• **ACTION ITEM**
The reply should be one number: how many lines of the data below contain "JSON".

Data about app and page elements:
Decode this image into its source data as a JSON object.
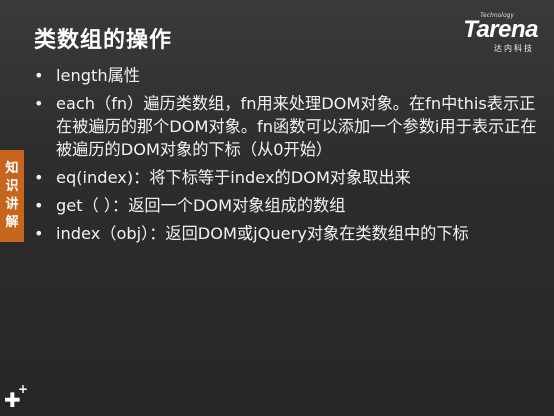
{
  "slide": {
    "title": "类数组的操作",
    "side_tab_chars": [
      "知",
      "识",
      "讲",
      "解"
    ],
    "bullets": [
      "length属性",
      "each（fn）遍历类数组，fn用来处理DOM对象。在fn中this表示正在被遍历的那个DOM对象。fn函数可以添加一个参数i用于表示正在被遍历的DOM对象的下标（从0开始）",
      "eq(index)：将下标等于index的DOM对象取出来",
      "get（ ）：返回一个DOM对象组成的数组",
      "index（obj）：返回DOM或jQuery对象在类数组中的下标"
    ]
  },
  "logo": {
    "small_text": "Technology",
    "brand_text": "Tarena",
    "chinese_text": "达内科技"
  },
  "colors": {
    "background": "#2d2d2d",
    "side_tab": "#c7651d",
    "text": "#f2f2f2"
  }
}
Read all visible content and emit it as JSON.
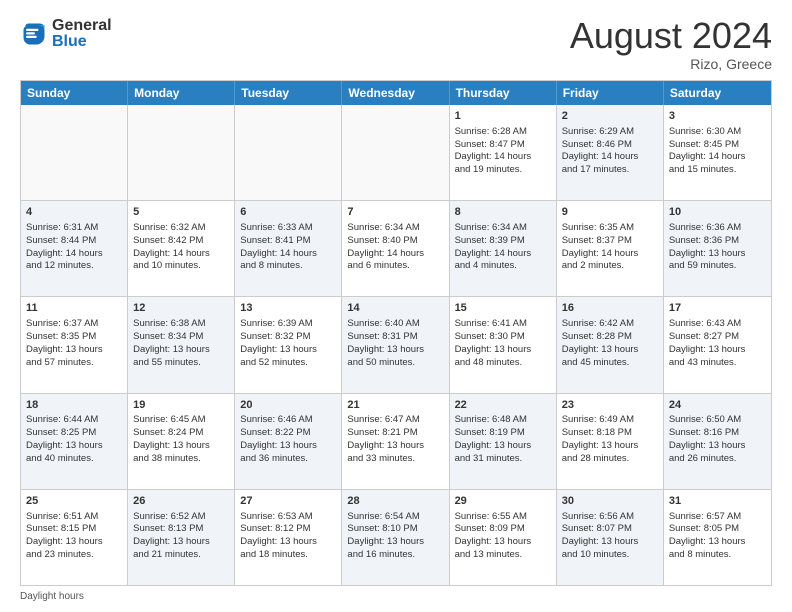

• **WRITTEN SOLUTION**
2